- **What to produce**:
Return the lines of the data below in which the string "purple" occurs.

- **Data listing**:
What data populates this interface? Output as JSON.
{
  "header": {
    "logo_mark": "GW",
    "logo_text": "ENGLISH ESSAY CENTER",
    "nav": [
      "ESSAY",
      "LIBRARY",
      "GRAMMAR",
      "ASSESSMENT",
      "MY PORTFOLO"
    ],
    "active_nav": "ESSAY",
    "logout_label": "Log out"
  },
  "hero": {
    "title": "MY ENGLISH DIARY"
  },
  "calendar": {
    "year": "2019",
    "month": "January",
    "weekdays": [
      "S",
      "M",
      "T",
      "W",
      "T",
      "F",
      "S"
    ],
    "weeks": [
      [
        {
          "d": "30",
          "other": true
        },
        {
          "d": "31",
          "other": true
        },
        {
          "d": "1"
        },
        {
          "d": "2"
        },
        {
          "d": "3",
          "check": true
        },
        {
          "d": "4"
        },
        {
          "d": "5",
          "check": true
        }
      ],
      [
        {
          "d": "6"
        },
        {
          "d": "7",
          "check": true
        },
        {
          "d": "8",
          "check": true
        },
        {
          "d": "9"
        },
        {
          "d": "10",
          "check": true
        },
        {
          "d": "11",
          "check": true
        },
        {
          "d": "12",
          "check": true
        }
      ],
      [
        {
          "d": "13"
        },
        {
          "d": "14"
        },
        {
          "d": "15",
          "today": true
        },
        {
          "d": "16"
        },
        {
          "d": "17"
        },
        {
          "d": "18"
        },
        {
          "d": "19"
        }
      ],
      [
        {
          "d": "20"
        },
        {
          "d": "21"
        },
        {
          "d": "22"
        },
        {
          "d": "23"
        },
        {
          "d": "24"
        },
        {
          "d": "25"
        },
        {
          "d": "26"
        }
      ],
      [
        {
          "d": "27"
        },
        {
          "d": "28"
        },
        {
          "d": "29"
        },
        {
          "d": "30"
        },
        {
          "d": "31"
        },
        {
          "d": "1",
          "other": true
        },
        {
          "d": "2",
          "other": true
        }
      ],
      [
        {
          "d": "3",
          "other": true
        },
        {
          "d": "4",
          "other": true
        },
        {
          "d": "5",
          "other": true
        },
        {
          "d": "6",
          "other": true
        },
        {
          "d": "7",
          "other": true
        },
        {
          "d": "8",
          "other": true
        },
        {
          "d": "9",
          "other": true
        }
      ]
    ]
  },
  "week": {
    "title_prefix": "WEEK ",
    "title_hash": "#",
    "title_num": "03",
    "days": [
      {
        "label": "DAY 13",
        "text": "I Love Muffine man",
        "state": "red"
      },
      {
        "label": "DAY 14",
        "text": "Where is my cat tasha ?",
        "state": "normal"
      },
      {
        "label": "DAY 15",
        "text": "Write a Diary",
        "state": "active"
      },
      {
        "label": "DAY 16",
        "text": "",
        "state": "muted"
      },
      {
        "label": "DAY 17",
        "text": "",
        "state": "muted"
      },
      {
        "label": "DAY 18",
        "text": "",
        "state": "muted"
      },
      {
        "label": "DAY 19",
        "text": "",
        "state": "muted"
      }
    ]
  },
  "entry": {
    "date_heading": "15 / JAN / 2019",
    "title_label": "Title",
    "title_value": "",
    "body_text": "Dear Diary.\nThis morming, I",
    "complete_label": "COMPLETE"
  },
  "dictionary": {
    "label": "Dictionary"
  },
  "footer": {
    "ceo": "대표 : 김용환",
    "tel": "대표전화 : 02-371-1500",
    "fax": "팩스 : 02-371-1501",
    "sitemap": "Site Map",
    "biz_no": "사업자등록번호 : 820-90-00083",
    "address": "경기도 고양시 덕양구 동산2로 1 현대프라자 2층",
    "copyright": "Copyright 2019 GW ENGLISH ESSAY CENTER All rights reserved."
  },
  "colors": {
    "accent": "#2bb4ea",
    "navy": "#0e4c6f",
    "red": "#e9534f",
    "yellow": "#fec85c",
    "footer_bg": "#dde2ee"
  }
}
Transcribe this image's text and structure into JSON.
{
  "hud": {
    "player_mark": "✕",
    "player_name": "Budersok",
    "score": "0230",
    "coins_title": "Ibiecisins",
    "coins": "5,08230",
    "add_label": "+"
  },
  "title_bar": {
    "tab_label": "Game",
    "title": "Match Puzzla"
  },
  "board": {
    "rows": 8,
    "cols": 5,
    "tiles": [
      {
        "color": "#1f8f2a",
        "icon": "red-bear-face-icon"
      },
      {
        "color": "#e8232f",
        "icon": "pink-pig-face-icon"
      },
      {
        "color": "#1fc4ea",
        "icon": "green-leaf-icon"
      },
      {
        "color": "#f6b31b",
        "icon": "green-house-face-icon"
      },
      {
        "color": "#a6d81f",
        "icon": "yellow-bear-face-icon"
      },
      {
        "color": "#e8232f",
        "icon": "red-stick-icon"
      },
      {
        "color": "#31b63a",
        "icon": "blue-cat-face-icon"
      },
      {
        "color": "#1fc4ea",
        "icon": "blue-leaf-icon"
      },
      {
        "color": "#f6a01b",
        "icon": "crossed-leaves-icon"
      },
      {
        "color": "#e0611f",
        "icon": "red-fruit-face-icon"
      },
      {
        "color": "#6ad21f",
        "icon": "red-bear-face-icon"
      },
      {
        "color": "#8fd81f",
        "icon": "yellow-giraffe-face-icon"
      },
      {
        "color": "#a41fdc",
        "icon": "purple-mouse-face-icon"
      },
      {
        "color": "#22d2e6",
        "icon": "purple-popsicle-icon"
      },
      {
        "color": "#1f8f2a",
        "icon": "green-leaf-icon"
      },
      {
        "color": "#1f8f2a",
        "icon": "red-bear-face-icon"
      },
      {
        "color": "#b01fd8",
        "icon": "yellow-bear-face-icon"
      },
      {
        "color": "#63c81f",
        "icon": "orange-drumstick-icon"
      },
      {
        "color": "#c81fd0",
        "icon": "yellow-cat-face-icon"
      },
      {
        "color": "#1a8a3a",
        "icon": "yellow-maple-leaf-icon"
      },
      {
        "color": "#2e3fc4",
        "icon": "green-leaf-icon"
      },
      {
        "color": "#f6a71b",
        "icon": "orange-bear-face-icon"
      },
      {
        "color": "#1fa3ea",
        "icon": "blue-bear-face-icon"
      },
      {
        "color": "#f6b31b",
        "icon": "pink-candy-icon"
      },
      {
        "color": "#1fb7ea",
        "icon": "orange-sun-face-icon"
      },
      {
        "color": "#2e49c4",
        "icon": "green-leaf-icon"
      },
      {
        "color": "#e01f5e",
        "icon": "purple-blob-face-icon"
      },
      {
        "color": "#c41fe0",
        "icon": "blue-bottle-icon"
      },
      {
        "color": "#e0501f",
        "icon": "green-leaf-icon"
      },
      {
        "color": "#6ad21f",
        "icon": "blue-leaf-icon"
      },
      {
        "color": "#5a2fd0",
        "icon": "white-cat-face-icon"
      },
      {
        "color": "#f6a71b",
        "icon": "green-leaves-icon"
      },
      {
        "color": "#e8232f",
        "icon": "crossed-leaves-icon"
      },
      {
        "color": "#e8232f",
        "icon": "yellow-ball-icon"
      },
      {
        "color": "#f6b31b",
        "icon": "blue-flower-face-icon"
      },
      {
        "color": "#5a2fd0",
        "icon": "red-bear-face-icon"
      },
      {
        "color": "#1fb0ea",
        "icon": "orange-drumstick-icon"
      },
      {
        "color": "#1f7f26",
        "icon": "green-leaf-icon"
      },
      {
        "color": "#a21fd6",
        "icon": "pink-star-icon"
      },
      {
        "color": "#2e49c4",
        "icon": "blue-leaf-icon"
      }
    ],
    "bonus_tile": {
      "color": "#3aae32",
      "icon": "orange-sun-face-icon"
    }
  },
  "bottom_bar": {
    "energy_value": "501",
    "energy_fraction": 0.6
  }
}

- **Exercise answer**:
        "icon": "purple-mouse-face-icon"
        "icon": "purple-popsicle-icon"
        "icon": "purple-blob-face-icon"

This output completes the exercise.